Sit in relaxed position, with a light jalandhar bandh (neck lock – i.e. your neck is slightly bent towards your chest).
Keep your spine straight and your chest slightly lifted. Relax your arms down at your sides. Raise your hands in front of the center of your chest at the level of your heart. Your palms should face each other. Curl your fingers into a loose fist. Keep your thumbs extended and point them upwards. Bring your hands toward each other until your thumbs touch each other and are side by side. The rest of your hands stay separated. Fix your eyes on the knuckles of your thumbs. Narrow your eyelids to a squint.
Focus your concentration on your breathing. Create a steady breathing rhythm with the following ratio and pathway:
Inhale through your nose slowly, for about 8 seconds.
Hold your breath for about 8 seconds
Release the breath slowly through your nose for 8 seconds
Do not inhale for 8 seconds
Once this pattern is set, you can gradually increase the time from 8 seconds to as long as you like. If you increase the lenght time, keep the time equal in each section of your breathing.
To finish: at the end of a session, inhale deeply, stretch your hands over your head and open and close your fists several times. Relax your breathing.

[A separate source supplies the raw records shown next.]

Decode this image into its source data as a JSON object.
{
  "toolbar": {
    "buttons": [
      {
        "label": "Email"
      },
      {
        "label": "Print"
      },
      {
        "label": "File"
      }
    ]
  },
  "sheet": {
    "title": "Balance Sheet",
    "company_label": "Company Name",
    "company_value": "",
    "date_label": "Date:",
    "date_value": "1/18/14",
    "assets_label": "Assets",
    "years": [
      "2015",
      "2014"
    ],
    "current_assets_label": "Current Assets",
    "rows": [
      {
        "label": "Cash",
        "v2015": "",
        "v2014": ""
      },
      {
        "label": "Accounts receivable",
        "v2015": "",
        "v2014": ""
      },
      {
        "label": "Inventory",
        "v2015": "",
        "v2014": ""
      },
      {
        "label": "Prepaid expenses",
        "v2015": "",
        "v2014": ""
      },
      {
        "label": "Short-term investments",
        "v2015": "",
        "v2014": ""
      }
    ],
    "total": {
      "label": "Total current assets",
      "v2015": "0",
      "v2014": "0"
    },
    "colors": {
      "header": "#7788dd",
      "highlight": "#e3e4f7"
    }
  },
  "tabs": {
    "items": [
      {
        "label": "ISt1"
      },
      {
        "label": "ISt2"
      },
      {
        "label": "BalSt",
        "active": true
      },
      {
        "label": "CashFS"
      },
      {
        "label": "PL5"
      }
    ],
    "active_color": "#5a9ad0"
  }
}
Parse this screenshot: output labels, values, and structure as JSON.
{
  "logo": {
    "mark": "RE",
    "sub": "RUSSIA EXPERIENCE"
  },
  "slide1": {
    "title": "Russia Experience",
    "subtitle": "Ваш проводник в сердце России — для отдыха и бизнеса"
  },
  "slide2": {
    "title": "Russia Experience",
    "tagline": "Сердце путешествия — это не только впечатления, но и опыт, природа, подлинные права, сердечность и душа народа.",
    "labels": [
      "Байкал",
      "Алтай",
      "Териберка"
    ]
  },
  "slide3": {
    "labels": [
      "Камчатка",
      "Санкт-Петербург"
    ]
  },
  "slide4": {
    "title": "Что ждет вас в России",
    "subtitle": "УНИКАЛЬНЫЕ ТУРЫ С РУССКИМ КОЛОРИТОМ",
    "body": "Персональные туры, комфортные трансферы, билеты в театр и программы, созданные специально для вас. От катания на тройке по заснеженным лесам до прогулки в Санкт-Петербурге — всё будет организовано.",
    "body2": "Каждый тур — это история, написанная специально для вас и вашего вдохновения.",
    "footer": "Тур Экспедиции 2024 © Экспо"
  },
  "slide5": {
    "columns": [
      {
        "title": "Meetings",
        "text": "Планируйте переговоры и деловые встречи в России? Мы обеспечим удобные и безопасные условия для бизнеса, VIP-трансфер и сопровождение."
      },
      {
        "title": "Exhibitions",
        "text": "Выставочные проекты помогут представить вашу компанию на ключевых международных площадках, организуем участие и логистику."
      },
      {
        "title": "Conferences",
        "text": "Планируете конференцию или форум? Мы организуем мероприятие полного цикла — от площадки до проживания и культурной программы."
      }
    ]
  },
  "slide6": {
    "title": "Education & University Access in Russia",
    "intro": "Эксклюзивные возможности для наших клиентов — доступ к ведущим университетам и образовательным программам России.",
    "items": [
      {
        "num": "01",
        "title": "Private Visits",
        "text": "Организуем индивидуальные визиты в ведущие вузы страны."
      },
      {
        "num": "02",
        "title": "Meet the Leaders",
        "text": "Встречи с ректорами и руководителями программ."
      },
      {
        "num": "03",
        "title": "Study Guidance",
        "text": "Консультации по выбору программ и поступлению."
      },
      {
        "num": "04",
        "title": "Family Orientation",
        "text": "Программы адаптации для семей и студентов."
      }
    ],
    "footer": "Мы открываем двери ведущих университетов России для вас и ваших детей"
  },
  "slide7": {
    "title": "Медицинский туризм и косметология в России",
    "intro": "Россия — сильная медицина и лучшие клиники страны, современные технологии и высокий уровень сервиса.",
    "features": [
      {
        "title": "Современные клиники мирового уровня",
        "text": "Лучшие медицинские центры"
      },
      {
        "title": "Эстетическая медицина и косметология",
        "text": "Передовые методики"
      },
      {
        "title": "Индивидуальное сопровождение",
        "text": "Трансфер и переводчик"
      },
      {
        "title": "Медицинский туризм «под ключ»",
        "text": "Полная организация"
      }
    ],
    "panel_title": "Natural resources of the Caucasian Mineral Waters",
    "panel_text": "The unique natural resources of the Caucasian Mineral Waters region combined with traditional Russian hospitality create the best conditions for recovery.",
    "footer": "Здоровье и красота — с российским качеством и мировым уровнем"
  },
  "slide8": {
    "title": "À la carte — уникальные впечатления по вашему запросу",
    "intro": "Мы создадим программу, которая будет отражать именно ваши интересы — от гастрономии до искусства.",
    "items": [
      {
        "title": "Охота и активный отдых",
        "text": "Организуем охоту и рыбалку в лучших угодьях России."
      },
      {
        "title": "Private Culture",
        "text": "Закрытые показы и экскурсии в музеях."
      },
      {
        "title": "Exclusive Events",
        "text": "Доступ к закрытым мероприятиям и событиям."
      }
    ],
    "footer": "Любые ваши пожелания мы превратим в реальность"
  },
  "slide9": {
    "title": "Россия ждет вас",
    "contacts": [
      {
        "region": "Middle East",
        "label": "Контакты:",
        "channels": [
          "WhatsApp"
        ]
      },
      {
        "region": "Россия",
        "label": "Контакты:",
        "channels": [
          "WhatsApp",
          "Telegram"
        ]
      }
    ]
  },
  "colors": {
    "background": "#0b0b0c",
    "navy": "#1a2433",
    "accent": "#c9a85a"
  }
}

Time: begin this practice gradually. Start with 3 minutes. Increase the time to 11 minutes.
This MBE has many effects. It can be used to combat tension and hypertension. It also creates a deep concentration and a detachment from the issues occupying your conscious and subconscious. Once you identify the issues about which you are preoccupied, you can release youself from them. Sometimes you will hear strong inner sounds such as drums, bells, whistles, etc. Part of this can be due to the pressure adjustments in the skull and eardrums. If the sounds develop in deep meditation, it is a normal adjustment of the neurons in the cortex. This phenomenon will pass quickly and should not distract you from the primary focus and process of the MBE.